While my Favorite Daughter was here visiting, one of her requests was having dinner in Greektown. It surprised me that she wanted to eat there, but it was alright, as we scheduled dinner after our trip to the Detroit Institute of Arts. Now I have been going to Greektown since I was a kid, and I have watched it go from one city block of pure “Greek” to a homogenized American Greektown. I have written four other articles about Greektown, including at least one memorable moment from the old days that you can look up by typing in Greektown in the “search” box. It is much more of a maze to get there, since the old days with all of the one way streets, and I think the last time I was in Greektown was because it was around the corner from the time I had the honor of doing my civic duty of jury duty.

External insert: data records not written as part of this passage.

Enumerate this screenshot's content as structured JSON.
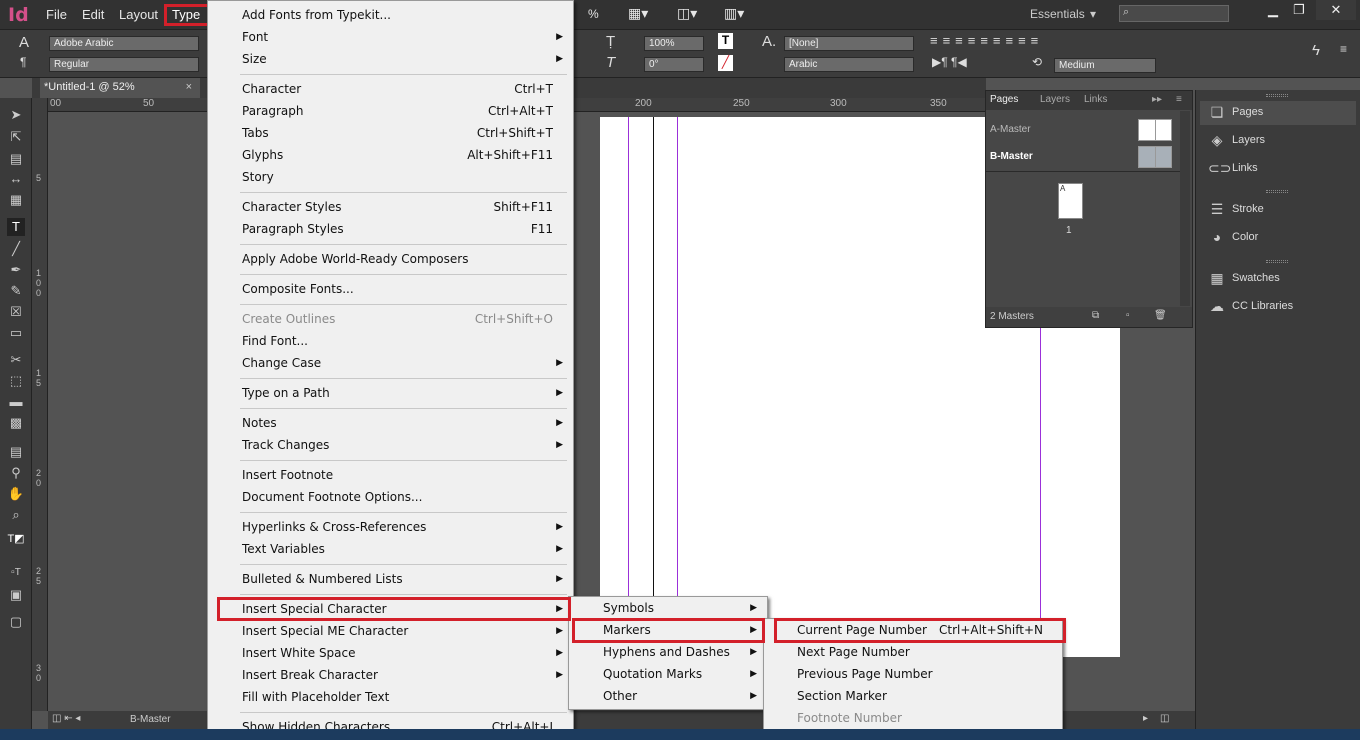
{
  "app": {
    "logo": "Id"
  },
  "menubar": {
    "items": [
      "File",
      "Edit",
      "Layout"
    ],
    "active": "Type",
    "zoom_pct": "%",
    "workspace": "Essentials",
    "win_min": "▁",
    "win_max": "❐",
    "win_close": "✕"
  },
  "control": {
    "font_family": "Adobe Arabic",
    "font_style": "Regular",
    "scale_v": "100%",
    "skew": "0°",
    "char_style": "[None]",
    "language": "Arabic",
    "weight": "Medium"
  },
  "document": {
    "tab_title": "*Untitled-1 @ 52%",
    "close": "×",
    "master_label": "B-Master"
  },
  "ruler": {
    "h_ticks": [
      "00",
      "50",
      "200",
      "250",
      "300",
      "350"
    ],
    "v_ticks": [
      "5",
      "1 0 0",
      "1 5",
      "2 0",
      "2 5",
      "3 0"
    ]
  },
  "type_menu": {
    "items": [
      {
        "label": "Add Fonts from Typekit..."
      },
      {
        "label": "Font",
        "submenu": true
      },
      {
        "label": "Size",
        "submenu": true
      },
      {
        "label": "Character",
        "shortcut": "Ctrl+T"
      },
      {
        "label": "Paragraph",
        "shortcut": "Ctrl+Alt+T"
      },
      {
        "label": "Tabs",
        "shortcut": "Ctrl+Shift+T"
      },
      {
        "label": "Glyphs",
        "shortcut": "Alt+Shift+F11"
      },
      {
        "label": "Story"
      },
      {
        "label": "Character Styles",
        "shortcut": "Shift+F11"
      },
      {
        "label": "Paragraph Styles",
        "shortcut": "F11"
      },
      {
        "label": "Apply Adobe World-Ready Composers"
      },
      {
        "label": "Composite Fonts..."
      },
      {
        "label": "Create Outlines",
        "shortcut": "Ctrl+Shift+O",
        "disabled": true
      },
      {
        "label": "Find Font..."
      },
      {
        "label": "Change Case",
        "submenu": true
      },
      {
        "label": "Type on a Path",
        "submenu": true
      },
      {
        "label": "Notes",
        "submenu": true
      },
      {
        "label": "Track Changes",
        "submenu": true
      },
      {
        "label": "Insert Footnote"
      },
      {
        "label": "Document Footnote Options..."
      },
      {
        "label": "Hyperlinks & Cross-References",
        "submenu": true
      },
      {
        "label": "Text Variables",
        "submenu": true
      },
      {
        "label": "Bulleted & Numbered Lists",
        "submenu": true
      },
      {
        "label": "Insert Special Character",
        "submenu": true
      },
      {
        "label": "Insert Special ME Character",
        "submenu": true
      },
      {
        "label": "Insert White Space",
        "submenu": true
      },
      {
        "label": "Insert Break Character",
        "submenu": true
      },
      {
        "label": "Fill with Placeholder Text"
      },
      {
        "label": "Show Hidden Characters",
        "shortcut": "Ctrl+Alt+I"
      }
    ]
  },
  "special_char_menu": {
    "items": [
      {
        "label": "Symbols"
      },
      {
        "label": "Markers"
      },
      {
        "label": "Hyphens and Dashes"
      },
      {
        "label": "Quotation Marks"
      },
      {
        "label": "Other"
      }
    ]
  },
  "markers_menu": {
    "items": [
      {
        "label": "Current Page Number",
        "shortcut": "Ctrl+Alt+Shift+N"
      },
      {
        "label": "Next Page Number"
      },
      {
        "label": "Previous Page Number"
      },
      {
        "label": "Section Marker"
      },
      {
        "label": "Footnote Number",
        "disabled": true
      }
    ]
  },
  "pages_panel": {
    "tabs": [
      "Pages",
      "Layers",
      "Links"
    ],
    "masters": [
      "A-Master",
      "B-Master"
    ],
    "page_letter": "A",
    "page_number": "1",
    "footer": "2 Masters"
  },
  "dock": {
    "groups": [
      [
        {
          "label": "Pages",
          "icon": "pages-icon"
        },
        {
          "label": "Layers",
          "icon": "layers-icon"
        },
        {
          "label": "Links",
          "icon": "links-icon"
        }
      ],
      [
        {
          "label": "Stroke",
          "icon": "stroke-icon"
        },
        {
          "label": "Color",
          "icon": "color-icon"
        }
      ],
      [
        {
          "label": "Swatches",
          "icon": "swatches-icon"
        },
        {
          "label": "CC Libraries",
          "icon": "cc-libraries-icon"
        }
      ]
    ]
  },
  "colors": {
    "highlight": "#d3202a",
    "logo": "#d4508a",
    "guide": "#9b30d9"
  }
}
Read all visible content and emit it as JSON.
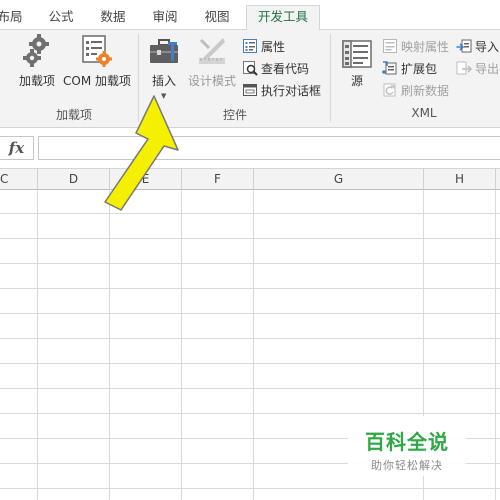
{
  "tabs": [
    {
      "label": "布局"
    },
    {
      "label": "公式"
    },
    {
      "label": "数据"
    },
    {
      "label": "审阅"
    },
    {
      "label": "视图"
    },
    {
      "label": "开发工具",
      "active": true
    }
  ],
  "ribbon": {
    "addins_group": {
      "label": "加载项",
      "addins_button": "加载项",
      "com_addins_button": "COM 加载项"
    },
    "controls_group": {
      "label": "控件",
      "insert_button": "插入",
      "design_mode_button": "设计模式",
      "properties_button": "属性",
      "view_code_button": "查看代码",
      "run_dialog_button": "执行对话框"
    },
    "xml_group": {
      "label": "XML",
      "source_button": "源",
      "map_properties_button": "映射属性",
      "expansion_pack_button": "扩展包",
      "refresh_data_button": "刷新数据",
      "import_button": "导入",
      "export_button": "导出"
    }
  },
  "formula_bar": {
    "fx_label": "fx",
    "value": ""
  },
  "columns": [
    "C",
    "D",
    "E",
    "F",
    "G",
    "H"
  ],
  "watermark": {
    "title": "百科全说",
    "subtitle": "助你轻松解决"
  },
  "colors": {
    "accent": "#217346",
    "arrow_fill": "#f4f000",
    "watermark_green": "#2da843"
  },
  "icons": [
    "gear-icon",
    "com-addin-icon",
    "toolbox-icon",
    "design-mode-icon",
    "properties-icon",
    "view-code-icon",
    "dialog-icon",
    "xml-source-icon",
    "map-properties-icon",
    "expansion-pack-icon",
    "refresh-data-icon",
    "import-icon",
    "export-icon",
    "fx-icon",
    "arrow-annotation"
  ]
}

It was decided that we would all meet at Santorini Estiatorio or as it is more commonly called Santorini’s. Our one son that lives in the area and his wife came down to join all of us, so we were able to take almost a total group picture of all the grandchildren, suffice it to say that we had quite a large table, in fact we even had to request that they add one more table to the lineup, as we did need some more breathing room. In the old days, people used to laugh and suggest that there was only one central kitchen that was located under Monroe Street that fed all the diners at all the different Greek restaurants that used to line Greektown, as it seemed that they all had the same menu. While I know that it was an urban legend, it used to amuse people when it was mentioned. There was plenty of food being ordered, and the grandchildren I think were entertained by the sudden extreme heat and the flash of fire, when the flaming cheese appetizers were being served, not only at our table, but at most of the other tables along with the customary cry of “opa.” There were quite a few Greek dinners being ordered, even by the children, which were good to see, that they willing to try something different.
I looked at the wine carte for a choice, and I was hoping to find something new and interesting, instead of the old standby wines of Greektown from years ago, and I was not disappointed. Since it had been a hot day, I was looking for a chilled white wine and I ordered a bottle of Boutari Kretikos Vilana 2013. Since it was all Greek to me, I shall try to explain the wine. Boutari is the name of the winery, and Kretikos is the name of the wine, as well as proclaiming that it is a Cretan wine, or a wine from the island of Crete. Vilana is the name of the varietal and it was 95% of the grapes used in this wine. Vilana is the work-horse grape used in white wine making on the island of Crete, and earlier in the last century it had almost become extinct and then was rediscovered. The other five percent of the wine was a probable mix of Thrapsathiri (also known as Athiri) one of Greece’s most widely planted grapes, Plyto (also known as Pluto) another varietal that almost disappeared as well, and Dafni (almost certainly related to the Portuguese varietal Loureiro as both mean Laurel). While this wine was certainly an enjoyable dry crisp wine, it is made for quick consumption and not for aging, as it is fermented for fifteen to twenty days and then has a quick two to three month trip to stainless steel tanks before bottling. I was pleasantly surprised at the wine and at the restaurant, and decided that perhaps there is still hope for some Greek cuisine in Greektown.